A childhood spent in the Baroque splendour of Blenheim Palace gives Henrietta Spencer-Churchill all the authority she needs to discuss classic design styles from Medieval to present day. In this gloriously illustrated work, she reveals the best of those designs, highlighting how individual elements can be incorporated into our homes today. She emphasises the importance of complementing the architectural with the furniture and furnishings to present a style easy on the eye and in keeping with the age of the house. Country cottages, palaces, manor houses and Victorian homes are all featured, accompanied by a history of the style of the time and gentle instruction on how the rooms depicted have been put together in such a way as to make them perfect partners with the house itself. With the easy availability today of reproduction furniture and mouldings, even houses which have lost touch with their origins can be restored to bring back their original feel. Architectural salvage and antique markets unearth features for those with a more perfectionist mind. But repro or original, the art, as Henrietta stipulates over and over, is to stay in tune with the home's initial style. A high-beamed Medieval hall was not designed for a plethora of heavy Victorian furniture and artifacts. Similarly Victorian houses were not designed for minimalist tastes. Careful study of the individual designs will result in a more natural and beautiful look for your period home. Ostensibly aimed at owners of period homes, the book will also appeal to those who appreciate the finer things in life. The visual feasts of Andrew Wood contain a wealth of inspiration for those just looking for classic design ideas. --This text refers to an out of print or unavailable edition of this title.

The Life of the House: How Rooms Evolve

This book is almost a ‘sister’ to Georgian Style, and follows a similar table of contents. This book features lavish libraries, great halls, byways of media rooms, ‘working’ kitchens, as well as a tour of some of the greatest stately homes of England and Wales. Captions and text are informative, and she offers floor plans, a rarity in any design book.

Henrietta Spencer-Churchill's Feature in May 2012 Architectural Digest

Henrietta discusses the extensive refurbishment of Easton Neston with Architectural Digest

Henrietta discusses the extensive refurbishment of Easton Neston with Architectural Digest

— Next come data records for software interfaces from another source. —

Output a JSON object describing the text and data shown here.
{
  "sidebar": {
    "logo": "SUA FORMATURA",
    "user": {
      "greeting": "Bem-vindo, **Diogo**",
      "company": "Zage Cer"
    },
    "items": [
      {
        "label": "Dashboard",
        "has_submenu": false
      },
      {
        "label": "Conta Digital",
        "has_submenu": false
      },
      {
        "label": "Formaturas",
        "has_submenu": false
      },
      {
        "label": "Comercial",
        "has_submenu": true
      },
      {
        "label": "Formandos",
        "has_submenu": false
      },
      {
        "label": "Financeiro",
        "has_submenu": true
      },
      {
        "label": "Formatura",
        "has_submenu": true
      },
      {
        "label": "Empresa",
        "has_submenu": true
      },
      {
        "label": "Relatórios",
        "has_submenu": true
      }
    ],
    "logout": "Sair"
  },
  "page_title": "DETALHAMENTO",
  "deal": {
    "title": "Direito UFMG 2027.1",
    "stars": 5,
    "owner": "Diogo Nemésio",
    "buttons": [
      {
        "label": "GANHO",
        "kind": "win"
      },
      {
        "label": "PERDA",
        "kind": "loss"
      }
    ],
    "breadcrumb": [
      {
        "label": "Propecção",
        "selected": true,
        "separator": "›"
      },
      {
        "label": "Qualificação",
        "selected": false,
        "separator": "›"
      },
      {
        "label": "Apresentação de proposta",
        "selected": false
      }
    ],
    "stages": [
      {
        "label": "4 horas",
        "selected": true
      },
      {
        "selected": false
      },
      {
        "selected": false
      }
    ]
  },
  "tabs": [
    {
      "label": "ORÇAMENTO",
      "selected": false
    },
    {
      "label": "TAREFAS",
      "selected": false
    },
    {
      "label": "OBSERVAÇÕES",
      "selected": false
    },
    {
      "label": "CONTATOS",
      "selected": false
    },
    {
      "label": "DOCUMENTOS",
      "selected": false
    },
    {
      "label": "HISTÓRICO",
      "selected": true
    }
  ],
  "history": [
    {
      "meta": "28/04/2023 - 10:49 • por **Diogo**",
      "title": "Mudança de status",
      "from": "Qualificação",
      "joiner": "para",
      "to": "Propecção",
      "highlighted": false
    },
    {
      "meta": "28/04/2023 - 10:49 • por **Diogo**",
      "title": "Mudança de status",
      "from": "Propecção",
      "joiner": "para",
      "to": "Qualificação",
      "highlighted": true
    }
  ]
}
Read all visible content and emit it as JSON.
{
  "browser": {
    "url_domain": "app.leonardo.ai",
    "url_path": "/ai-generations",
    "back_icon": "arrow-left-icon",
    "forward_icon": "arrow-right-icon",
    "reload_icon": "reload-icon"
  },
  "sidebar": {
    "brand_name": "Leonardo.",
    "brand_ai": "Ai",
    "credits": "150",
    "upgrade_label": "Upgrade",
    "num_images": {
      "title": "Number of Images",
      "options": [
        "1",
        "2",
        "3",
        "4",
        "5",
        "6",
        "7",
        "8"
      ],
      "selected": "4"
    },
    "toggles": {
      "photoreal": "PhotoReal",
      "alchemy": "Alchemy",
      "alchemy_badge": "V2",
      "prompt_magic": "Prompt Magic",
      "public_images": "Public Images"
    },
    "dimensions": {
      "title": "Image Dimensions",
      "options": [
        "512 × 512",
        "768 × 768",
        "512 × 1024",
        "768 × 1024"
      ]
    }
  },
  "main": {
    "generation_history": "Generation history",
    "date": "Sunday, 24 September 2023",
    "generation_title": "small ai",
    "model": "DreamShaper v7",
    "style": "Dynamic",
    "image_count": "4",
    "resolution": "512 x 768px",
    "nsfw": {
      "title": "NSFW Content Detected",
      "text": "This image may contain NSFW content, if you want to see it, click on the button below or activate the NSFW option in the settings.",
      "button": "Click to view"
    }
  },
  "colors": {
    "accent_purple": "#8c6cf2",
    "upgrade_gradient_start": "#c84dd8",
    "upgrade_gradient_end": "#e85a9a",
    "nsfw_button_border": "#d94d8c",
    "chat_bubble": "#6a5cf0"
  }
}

Russian-born fashion mogul Leon Max moves into Easton Neston and brings the English Baroque masterpiece back to award-winning life

Circa-1800 French riverscapes share the garden hall with antique marble busts depicting the four seasons; the painted benches were designed in the manner of 18th-century British architect William Kent.

Henrietta discusses the extensive refurbishment of Easton Neston with Architectural Digest

Graced with a wrought-lron balustrade, the great staircase ascends from a hall outfitted with Georgian antiques, Italian Renaissance statuary, and paintings by, among others, 17th-century artist Sir Peter Lely and his studio. On the gilt-wood table stands a pair of Louis-Philippe oil lamps.

Easton Neston with Architectural Digest


Easton Neston with Architectural Digest

Easton Neston with Architectural Digest

Easton Neston with Architectural Digest

The master bedroom is dominated by a majestic 17th-century Brussels tapestry by Geraert van der Strecken; a late-19th-century Chinese embroidered-silk coverlet dresses the gilt-wood bed. The parcel-gilt armchairs are by Jean-Baptiste-Claude Sene and the table and side chairs are 18th-century Italian; the carpet is a Louis XVI Aubusson.

Easton Neston with Architectural Digest

 Stone columns crowned with 19th-century statues flank a gravel walk in the gardens.

Easton Neston with Architectural Digest

The Life of the House by Henrietta Spencer-Churchill (Rizzoli).

The Life of the House by Henrietta Spencer-Churchill (Rizzoli).